What to produce: Return, from the data that follows, each line that holds the word "more".

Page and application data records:
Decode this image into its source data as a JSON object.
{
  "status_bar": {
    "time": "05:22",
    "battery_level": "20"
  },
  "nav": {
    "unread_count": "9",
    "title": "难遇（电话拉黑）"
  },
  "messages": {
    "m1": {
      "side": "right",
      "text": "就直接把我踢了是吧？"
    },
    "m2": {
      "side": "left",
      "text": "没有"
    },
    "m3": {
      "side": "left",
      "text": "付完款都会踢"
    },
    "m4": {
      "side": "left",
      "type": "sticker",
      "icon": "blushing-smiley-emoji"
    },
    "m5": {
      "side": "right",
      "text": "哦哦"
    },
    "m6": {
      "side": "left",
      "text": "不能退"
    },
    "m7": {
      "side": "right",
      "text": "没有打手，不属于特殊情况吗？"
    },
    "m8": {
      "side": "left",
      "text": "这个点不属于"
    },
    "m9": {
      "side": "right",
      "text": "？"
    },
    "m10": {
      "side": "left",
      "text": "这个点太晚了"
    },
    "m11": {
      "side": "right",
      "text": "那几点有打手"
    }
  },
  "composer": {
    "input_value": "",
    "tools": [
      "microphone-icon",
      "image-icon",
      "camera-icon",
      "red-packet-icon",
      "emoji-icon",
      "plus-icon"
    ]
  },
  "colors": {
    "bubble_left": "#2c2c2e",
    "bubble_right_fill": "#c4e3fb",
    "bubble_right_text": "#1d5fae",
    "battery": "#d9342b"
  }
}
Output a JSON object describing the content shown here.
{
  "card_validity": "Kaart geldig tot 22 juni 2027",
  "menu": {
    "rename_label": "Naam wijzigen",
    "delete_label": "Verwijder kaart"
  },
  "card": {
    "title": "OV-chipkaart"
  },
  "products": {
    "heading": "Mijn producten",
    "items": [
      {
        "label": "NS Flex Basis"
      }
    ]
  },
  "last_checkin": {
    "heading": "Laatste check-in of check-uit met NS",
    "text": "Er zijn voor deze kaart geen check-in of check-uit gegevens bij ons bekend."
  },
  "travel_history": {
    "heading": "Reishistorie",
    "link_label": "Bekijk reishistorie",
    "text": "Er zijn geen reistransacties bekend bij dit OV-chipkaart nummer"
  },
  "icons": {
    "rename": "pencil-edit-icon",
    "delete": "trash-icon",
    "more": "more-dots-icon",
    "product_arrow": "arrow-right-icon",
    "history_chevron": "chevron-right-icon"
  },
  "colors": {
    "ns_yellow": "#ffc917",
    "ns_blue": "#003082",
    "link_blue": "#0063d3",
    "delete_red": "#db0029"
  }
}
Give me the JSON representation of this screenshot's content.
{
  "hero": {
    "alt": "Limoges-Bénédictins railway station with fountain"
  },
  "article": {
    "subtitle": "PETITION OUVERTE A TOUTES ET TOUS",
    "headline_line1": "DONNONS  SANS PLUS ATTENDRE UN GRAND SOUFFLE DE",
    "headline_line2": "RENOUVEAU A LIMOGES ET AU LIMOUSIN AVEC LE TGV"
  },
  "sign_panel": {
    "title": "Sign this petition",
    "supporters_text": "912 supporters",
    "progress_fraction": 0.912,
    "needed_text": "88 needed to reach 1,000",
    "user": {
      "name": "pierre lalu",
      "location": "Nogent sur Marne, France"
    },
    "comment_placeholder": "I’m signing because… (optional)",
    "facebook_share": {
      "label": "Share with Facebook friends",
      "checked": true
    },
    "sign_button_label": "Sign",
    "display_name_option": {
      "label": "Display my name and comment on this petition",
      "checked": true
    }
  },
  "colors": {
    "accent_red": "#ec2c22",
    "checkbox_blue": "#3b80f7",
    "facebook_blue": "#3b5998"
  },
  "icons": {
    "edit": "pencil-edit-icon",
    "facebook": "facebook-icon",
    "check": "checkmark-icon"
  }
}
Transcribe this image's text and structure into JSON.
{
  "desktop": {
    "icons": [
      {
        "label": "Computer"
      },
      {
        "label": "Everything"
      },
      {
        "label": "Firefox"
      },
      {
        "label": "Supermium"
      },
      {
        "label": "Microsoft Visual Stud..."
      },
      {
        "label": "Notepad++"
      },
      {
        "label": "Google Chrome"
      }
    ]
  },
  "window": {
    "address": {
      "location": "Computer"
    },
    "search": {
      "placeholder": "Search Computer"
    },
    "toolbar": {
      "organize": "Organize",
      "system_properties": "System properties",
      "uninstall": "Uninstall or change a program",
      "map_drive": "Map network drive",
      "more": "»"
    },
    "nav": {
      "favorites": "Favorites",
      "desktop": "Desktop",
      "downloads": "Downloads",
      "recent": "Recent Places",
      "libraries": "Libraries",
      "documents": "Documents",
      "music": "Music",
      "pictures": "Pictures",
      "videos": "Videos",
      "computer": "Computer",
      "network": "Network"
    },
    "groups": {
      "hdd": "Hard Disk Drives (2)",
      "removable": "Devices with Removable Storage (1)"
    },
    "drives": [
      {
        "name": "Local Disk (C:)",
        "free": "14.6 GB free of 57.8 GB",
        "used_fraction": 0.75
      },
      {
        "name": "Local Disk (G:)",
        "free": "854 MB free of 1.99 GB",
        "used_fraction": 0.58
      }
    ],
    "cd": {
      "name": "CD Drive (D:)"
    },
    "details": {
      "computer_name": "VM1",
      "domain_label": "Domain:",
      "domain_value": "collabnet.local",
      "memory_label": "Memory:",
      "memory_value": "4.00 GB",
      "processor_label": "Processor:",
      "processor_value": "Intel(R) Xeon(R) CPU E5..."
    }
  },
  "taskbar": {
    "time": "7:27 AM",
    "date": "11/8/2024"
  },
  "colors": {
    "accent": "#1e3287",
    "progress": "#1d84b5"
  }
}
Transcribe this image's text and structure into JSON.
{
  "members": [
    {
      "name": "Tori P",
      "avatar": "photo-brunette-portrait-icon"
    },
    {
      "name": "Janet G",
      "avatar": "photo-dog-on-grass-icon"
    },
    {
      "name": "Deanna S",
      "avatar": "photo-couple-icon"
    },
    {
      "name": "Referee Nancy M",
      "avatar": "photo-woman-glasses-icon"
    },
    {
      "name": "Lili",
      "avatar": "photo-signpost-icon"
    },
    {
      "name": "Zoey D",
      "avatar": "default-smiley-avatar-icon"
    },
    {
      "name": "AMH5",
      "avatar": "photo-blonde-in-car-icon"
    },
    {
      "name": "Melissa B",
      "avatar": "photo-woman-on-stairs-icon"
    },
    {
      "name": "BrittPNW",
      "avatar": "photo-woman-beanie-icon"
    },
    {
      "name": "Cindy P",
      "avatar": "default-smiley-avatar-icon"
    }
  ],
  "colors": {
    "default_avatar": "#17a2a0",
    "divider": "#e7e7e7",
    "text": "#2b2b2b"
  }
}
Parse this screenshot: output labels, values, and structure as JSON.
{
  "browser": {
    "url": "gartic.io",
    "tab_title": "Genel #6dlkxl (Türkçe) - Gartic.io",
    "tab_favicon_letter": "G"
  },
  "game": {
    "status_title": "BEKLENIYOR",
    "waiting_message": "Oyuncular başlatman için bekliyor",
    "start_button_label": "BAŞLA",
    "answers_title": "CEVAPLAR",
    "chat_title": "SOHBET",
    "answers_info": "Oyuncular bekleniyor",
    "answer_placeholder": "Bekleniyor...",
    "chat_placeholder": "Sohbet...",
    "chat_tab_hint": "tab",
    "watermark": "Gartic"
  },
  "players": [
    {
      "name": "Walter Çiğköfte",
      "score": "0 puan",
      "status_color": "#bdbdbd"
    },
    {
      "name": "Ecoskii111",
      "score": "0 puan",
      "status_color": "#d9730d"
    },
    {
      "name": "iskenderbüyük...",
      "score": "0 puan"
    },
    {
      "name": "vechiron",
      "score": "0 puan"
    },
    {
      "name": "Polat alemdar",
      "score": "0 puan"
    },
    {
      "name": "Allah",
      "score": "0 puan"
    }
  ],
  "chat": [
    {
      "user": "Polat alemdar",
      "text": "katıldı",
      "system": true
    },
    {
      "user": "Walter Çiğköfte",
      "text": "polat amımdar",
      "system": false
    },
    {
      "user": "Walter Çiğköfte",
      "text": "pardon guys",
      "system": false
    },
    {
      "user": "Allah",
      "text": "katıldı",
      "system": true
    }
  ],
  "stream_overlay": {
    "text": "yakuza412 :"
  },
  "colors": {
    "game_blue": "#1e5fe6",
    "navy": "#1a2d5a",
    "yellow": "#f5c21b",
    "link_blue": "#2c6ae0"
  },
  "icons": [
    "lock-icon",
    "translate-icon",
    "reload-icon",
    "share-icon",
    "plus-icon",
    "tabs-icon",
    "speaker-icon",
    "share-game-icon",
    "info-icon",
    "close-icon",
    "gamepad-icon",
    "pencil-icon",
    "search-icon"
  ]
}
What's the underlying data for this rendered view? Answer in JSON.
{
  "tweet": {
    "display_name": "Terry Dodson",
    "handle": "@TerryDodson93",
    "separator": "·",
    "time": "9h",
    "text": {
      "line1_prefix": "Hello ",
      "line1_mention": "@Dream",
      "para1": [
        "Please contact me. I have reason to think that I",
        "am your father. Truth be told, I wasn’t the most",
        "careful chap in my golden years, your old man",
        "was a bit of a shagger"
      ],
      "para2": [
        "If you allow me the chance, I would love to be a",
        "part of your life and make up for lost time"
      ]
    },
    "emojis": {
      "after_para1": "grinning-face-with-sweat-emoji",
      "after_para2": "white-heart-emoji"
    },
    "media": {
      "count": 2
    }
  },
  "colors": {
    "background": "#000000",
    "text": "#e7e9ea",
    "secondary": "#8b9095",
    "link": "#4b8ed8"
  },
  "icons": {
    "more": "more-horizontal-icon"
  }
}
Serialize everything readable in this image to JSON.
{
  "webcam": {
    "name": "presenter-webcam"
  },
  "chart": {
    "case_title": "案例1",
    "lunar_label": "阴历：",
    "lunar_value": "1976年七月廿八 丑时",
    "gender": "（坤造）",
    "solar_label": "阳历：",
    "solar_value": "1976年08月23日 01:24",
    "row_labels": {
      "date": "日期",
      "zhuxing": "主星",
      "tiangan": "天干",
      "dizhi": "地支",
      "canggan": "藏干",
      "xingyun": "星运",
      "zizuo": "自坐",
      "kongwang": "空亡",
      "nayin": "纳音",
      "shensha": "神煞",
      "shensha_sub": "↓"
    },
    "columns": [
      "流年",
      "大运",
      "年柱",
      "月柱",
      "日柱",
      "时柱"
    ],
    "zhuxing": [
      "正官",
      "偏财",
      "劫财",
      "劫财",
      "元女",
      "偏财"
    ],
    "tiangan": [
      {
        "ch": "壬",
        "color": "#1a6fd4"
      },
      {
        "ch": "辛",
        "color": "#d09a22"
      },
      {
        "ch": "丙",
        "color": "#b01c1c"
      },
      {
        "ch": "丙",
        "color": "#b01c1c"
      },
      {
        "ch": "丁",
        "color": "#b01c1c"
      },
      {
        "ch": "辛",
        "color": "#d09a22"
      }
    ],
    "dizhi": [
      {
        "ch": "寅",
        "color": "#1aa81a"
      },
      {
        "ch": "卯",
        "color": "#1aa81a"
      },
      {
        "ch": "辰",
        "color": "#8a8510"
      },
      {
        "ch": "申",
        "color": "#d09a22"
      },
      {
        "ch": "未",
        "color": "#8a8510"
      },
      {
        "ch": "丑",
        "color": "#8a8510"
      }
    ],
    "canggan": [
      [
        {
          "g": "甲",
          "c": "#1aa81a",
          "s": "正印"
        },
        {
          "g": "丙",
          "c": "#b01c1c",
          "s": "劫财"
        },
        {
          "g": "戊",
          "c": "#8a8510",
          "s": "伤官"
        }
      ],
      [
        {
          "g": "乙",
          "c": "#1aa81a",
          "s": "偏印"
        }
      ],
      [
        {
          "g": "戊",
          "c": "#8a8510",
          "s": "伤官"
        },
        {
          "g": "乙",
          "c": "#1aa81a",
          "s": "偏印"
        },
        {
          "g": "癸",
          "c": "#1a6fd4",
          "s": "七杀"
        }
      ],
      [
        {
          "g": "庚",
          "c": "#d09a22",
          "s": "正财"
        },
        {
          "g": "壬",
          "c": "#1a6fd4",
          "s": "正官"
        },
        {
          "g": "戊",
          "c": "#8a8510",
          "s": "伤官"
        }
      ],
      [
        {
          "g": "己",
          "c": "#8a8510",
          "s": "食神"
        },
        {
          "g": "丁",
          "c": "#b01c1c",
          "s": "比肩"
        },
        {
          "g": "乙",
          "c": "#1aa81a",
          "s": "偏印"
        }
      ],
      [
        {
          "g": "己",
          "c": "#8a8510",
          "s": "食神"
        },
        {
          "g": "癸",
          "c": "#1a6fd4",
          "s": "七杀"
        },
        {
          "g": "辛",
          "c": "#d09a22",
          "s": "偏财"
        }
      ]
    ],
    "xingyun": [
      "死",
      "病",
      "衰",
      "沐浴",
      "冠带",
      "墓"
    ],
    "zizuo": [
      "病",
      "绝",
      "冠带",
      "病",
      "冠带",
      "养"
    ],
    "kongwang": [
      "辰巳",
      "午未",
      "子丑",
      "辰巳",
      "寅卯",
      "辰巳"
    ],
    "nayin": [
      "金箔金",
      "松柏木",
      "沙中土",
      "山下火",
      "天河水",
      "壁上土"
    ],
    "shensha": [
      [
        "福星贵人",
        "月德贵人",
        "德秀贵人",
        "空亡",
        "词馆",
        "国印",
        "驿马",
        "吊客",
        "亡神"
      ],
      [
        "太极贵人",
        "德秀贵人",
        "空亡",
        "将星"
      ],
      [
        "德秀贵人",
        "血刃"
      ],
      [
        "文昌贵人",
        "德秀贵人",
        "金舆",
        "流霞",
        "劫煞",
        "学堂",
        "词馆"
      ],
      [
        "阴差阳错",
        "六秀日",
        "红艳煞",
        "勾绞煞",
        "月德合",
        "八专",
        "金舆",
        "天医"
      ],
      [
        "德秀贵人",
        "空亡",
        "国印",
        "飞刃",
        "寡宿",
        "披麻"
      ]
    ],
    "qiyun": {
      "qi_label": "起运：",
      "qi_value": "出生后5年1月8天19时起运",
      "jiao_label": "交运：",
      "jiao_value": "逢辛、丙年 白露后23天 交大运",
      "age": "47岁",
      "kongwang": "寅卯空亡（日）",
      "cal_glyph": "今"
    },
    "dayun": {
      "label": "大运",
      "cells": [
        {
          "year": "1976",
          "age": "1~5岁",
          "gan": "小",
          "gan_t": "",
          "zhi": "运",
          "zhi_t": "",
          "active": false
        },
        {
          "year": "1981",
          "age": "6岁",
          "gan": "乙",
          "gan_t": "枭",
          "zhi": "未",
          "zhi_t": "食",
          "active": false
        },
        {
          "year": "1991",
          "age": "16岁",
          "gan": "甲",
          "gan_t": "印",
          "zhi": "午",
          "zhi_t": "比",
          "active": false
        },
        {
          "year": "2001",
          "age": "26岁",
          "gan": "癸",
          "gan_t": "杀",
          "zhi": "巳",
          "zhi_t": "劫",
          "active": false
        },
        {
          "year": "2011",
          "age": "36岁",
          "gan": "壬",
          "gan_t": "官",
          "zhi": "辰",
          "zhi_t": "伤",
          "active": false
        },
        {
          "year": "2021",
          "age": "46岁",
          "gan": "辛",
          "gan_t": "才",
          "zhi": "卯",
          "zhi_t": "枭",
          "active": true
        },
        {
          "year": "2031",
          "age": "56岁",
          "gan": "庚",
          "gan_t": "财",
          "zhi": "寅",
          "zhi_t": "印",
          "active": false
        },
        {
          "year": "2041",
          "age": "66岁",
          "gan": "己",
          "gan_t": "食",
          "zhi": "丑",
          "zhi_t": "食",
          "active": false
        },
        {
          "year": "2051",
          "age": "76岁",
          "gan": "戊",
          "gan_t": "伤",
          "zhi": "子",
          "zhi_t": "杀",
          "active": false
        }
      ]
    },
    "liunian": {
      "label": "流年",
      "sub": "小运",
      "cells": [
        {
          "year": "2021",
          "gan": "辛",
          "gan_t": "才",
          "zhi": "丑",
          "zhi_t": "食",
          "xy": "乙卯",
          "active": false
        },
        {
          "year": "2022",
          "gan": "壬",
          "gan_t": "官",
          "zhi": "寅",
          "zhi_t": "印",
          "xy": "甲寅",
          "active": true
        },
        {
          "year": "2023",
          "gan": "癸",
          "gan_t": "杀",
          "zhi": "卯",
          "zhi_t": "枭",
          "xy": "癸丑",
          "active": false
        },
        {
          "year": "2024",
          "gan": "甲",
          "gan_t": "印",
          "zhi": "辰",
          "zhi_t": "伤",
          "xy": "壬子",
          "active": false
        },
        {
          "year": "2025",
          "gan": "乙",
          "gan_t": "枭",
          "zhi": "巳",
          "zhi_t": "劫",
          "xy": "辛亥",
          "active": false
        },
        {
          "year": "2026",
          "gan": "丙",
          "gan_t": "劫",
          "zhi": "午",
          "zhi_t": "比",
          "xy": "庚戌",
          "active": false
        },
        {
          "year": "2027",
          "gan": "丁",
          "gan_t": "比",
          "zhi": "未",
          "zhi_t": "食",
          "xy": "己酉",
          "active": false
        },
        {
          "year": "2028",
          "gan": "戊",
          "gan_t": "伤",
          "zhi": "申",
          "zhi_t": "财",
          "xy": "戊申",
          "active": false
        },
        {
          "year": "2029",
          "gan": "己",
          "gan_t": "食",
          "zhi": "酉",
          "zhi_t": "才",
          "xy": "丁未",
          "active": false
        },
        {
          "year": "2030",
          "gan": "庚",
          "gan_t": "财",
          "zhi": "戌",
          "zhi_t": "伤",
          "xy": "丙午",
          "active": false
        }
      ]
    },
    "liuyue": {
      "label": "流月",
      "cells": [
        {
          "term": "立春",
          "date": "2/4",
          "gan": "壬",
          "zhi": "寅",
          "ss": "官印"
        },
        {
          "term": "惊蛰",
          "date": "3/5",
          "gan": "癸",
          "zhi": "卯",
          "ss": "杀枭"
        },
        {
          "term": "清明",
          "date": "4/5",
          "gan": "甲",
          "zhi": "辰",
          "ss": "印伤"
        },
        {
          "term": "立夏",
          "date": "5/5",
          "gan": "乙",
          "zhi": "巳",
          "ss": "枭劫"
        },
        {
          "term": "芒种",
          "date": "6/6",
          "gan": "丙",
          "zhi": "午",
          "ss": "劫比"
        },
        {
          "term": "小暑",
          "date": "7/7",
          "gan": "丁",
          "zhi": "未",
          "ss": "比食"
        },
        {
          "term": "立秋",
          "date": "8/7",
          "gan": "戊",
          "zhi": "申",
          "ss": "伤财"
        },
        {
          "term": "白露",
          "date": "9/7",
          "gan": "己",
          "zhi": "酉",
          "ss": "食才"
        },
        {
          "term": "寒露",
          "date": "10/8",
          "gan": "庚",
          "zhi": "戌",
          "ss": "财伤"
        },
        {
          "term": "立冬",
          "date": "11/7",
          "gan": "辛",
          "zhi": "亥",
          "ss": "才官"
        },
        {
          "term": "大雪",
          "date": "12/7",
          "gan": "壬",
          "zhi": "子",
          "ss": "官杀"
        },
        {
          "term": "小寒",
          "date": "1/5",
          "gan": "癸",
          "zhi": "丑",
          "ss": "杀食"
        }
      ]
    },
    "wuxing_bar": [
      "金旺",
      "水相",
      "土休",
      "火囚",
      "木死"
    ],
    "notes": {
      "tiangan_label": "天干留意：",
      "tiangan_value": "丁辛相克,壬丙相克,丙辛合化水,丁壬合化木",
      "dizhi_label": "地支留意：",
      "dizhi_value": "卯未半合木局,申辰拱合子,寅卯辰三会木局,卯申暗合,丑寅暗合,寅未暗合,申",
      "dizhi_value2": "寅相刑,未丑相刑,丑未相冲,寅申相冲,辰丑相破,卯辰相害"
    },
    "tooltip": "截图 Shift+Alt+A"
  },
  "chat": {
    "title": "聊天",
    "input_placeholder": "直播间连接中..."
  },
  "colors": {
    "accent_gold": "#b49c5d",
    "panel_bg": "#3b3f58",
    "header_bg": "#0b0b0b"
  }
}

Your solution:
    "more": "more-dots-icon",
      "more": "»"
    "more": "more-horizontal-icon"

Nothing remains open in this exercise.